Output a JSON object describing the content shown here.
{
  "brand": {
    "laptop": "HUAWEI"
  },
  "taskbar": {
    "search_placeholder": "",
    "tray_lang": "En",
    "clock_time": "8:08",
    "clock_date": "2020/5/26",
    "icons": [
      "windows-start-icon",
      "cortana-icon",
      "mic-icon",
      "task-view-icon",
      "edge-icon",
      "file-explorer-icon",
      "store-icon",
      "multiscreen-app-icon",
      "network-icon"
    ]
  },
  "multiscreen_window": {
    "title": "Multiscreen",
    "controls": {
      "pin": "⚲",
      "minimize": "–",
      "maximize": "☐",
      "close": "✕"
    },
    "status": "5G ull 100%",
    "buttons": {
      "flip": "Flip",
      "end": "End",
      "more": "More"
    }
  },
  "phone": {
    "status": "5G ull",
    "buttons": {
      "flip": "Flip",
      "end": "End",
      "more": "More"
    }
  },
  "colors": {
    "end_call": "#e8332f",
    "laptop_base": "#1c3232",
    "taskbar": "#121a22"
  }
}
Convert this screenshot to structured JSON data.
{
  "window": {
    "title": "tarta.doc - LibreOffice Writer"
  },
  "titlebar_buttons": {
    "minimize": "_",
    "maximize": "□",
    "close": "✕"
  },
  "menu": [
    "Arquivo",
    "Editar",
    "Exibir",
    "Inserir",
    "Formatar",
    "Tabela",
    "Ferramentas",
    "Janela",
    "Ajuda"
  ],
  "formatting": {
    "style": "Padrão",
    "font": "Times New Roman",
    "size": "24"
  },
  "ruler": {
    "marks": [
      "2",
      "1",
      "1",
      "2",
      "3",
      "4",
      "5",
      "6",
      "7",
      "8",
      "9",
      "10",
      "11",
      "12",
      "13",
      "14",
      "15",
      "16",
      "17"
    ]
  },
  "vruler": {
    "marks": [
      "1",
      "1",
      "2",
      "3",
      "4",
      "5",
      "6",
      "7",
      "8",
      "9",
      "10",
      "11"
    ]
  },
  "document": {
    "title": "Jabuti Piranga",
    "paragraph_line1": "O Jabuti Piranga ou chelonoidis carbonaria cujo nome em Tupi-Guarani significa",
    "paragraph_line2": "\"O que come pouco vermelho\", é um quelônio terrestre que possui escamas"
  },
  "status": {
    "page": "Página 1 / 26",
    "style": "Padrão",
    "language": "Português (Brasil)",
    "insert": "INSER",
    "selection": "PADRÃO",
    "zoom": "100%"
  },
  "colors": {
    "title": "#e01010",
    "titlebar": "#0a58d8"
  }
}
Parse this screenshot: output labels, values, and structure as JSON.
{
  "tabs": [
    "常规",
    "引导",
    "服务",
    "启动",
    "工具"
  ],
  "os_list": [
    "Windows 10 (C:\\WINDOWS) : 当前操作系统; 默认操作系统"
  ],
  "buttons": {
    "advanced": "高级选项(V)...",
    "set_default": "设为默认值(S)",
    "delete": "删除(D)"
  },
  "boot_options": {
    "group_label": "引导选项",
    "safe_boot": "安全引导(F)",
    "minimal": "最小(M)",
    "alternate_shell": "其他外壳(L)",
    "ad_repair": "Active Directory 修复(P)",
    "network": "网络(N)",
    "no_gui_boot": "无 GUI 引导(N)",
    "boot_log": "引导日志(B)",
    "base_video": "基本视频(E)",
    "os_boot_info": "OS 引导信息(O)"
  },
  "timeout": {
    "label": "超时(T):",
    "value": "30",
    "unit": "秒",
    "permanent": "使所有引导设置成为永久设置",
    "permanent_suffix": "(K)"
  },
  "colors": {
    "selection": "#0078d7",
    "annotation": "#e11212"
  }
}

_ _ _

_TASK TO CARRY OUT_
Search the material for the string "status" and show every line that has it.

_RESULT FOR THIS TASK_
    "status": "5G ull 100%",
    "status": "5G ull",
  "status": {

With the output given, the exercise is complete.